The coronary vasodilator effect of bradykinin (BK) in the rat is independent of NO but dependent on activation of phospholipases with involvement of cytochrome P450 mono-oxygenase (P450) and stimulation of Ca++-activated K+ channels, implicating an unidentified hyperpolarizing factor generated via P450 metabolism of arachidonic acid (AA). Because P450 activity also generates free radicals, such as superoxide, which can lead to the formation of hydrogen peroxide and hydroxyl radicals, which are vasoactive, we addressed the contribution of superoxide to the vasodilator effect of BK in the rat heart. Using rat renal microsomes as a source of P450, we verified that P450-dependent metabolism of AA generated superoxide, as detected by chemiluminescence with lucigenin. The signal was almost abolished by inhibition of P450 with clotrimazole and the superoxide scavenger 4,5-dihydroxy-1,3-benzene sulfonic acid. However, base-line superoxide formation, detected by chemiluminescence, in cardiac slices and perfused hearts was unchanged in response to BK or AA. Furthermore, in perfused hearts treated with nitroarginine and indomethacin to eliminate NO and prostaglandins and elevate perfusion pressure, dose-dependent vasodilator responses to BK were unaffected by superoxide dismutase plus catalase, a combination that abolished dilator responses to hydrogen peroxide. Similarly, the superoxide scavengers 4,5-dihydroxy-1,3-benzene sulfonic acid and 4- hydroxy-2,2,6,6-tetramethylpiperidinenoxyl were without effect on vasodilator responses to BK. Thus, the coronary vasodilator action of BK is independent of superoxide or its derivatives, which can be excluded as hyperpolarizing factors mediating NO-independent vasodilation in the rat.

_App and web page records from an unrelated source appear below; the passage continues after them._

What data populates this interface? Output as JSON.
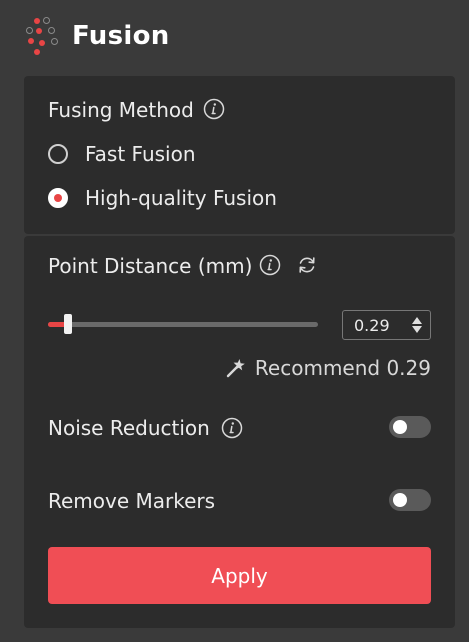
{
  "header": {
    "title": "Fusion"
  },
  "fusing": {
    "label": "Fusing Method",
    "options": [
      {
        "label": "Fast Fusion",
        "selected": false
      },
      {
        "label": "High-quality Fusion",
        "selected": true
      }
    ]
  },
  "point_distance": {
    "label": "Point Distance (mm)",
    "value": "0.29",
    "slider_fraction": 0.075,
    "recommend_label": "Recommend 0.29"
  },
  "noise_reduction": {
    "label": "Noise Reduction",
    "enabled": false
  },
  "remove_markers": {
    "label": "Remove Markers",
    "enabled": false
  },
  "apply_label": "Apply",
  "colors": {
    "accent": "#f04e55",
    "panel": "#2c2c2c",
    "background": "#3a3a3a"
  },
  "icons": [
    "fusion-logo-icon",
    "info-icon",
    "refresh-icon",
    "magic-wand-icon"
  ]
}
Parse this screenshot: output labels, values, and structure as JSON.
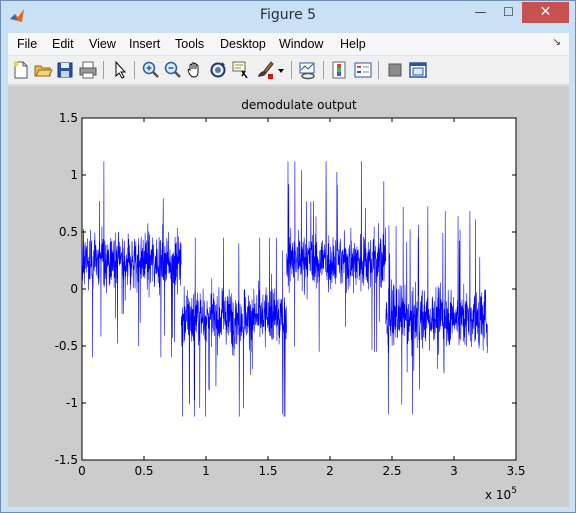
{
  "window": {
    "title": "Figure 5",
    "controls": {
      "minimize": "—",
      "maximize": "☐",
      "close": "✕"
    }
  },
  "menu": {
    "items": [
      "File",
      "Edit",
      "View",
      "Insert",
      "Tools",
      "Desktop",
      "Window",
      "Help"
    ],
    "dock_arrow": "↘"
  },
  "toolbar": {
    "buttons": [
      "new-figure-icon",
      "open-file-icon",
      "save-icon",
      "print-icon",
      "edit-plot-arrow-icon",
      "zoom-in-icon",
      "zoom-out-icon",
      "pan-hand-icon",
      "rotate-3d-icon",
      "data-cursor-icon",
      "brush-icon",
      "brush-dropdown-icon",
      "link-plot-icon",
      "insert-colorbar-icon",
      "insert-legend-icon",
      "hide-plot-tools-icon",
      "show-plot-tools-icon"
    ]
  },
  "chart_data": {
    "type": "line",
    "title": "demodulate output",
    "xlabel": "",
    "ylabel": "",
    "x_exponent_label": "x 10",
    "x_exponent_power": "5",
    "xlim": [
      0,
      3.5
    ],
    "ylim": [
      -1.5,
      1.5
    ],
    "x_ticks": [
      0,
      0.5,
      1,
      1.5,
      2,
      2.5,
      3,
      3.5
    ],
    "x_tick_labels": [
      "0",
      "0.5",
      "1",
      "1.5",
      "2",
      "2.5",
      "3",
      "3.5"
    ],
    "y_ticks": [
      -1.5,
      -1,
      -0.5,
      0,
      0.5,
      1,
      1.5
    ],
    "y_tick_labels": [
      "-1.5",
      "-1",
      "-0.5",
      "0",
      "0.5",
      "1",
      "1.5"
    ],
    "grid": false,
    "line_color": "#0000ff",
    "series": [
      {
        "segments": [
          {
            "x_range": [
              0,
              0.8
            ],
            "mean": 0.25,
            "extent": [
              -0.6,
              1.12
            ]
          },
          {
            "x_range": [
              0.8,
              1.65
            ],
            "mean": -0.25,
            "extent": [
              -1.12,
              0.45
            ]
          },
          {
            "x_range": [
              1.65,
              2.45
            ],
            "mean": 0.25,
            "extent": [
              -0.55,
              1.12
            ]
          },
          {
            "x_range": [
              2.45,
              3.27
            ],
            "mean": -0.25,
            "extent": [
              -1.1,
              0.9
            ]
          }
        ]
      }
    ]
  }
}
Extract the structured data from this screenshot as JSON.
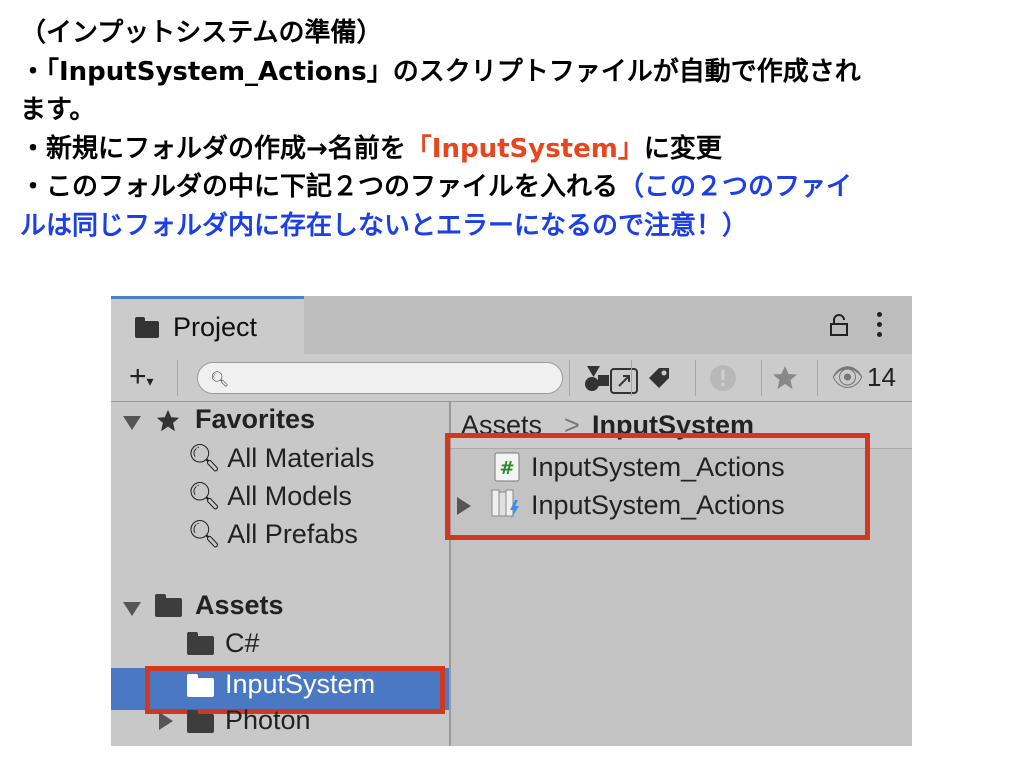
{
  "instructions": {
    "line1": "（インプットシステムの準備）",
    "line2a": "・「InputSystem_Actions」のスクリプトファイルが自動で作成され",
    "line2b": "ます。",
    "line3_pre": "・新規にフォルダの作成→名前を",
    "line3_red": "「InputSystem」",
    "line3_post": "に変更",
    "line4_pre": "・このフォルダの中に下記２つのファイルを入れる",
    "line4_blue": "（この２つのファイ",
    "line5_blue": "ルは同じフォルダ内に存在しないとエラーになるので注意！）"
  },
  "window": {
    "tab_label": "Project",
    "eye_count": "14",
    "search_placeholder": ""
  },
  "sidebar": {
    "favorites_label": "Favorites",
    "favorites": [
      "All Materials",
      "All Models",
      "All Prefabs"
    ],
    "assets_label": "Assets",
    "folders": [
      "C#",
      "InputSystem",
      "Photon"
    ]
  },
  "breadcrumb": {
    "root": "Assets",
    "separator": ">",
    "current": "InputSystem"
  },
  "files": [
    {
      "name": "InputSystem_Actions",
      "icon": "csharp-script-icon"
    },
    {
      "name": "InputSystem_Actions",
      "icon": "input-actions-asset-icon"
    }
  ],
  "colors": {
    "red_highlight": "#d2381f",
    "red_text": "#e8461e",
    "blue_text": "#1c3fe8",
    "selection": "#4a78c2"
  }
}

|Original language||English (US)|
|Number of pages||8|
|Journal||Journal of Pharmacology and Experimental Therapeutics|
|State||Published - May 3 1997|
ASJC Scopus subject areas
- Molecular Medicine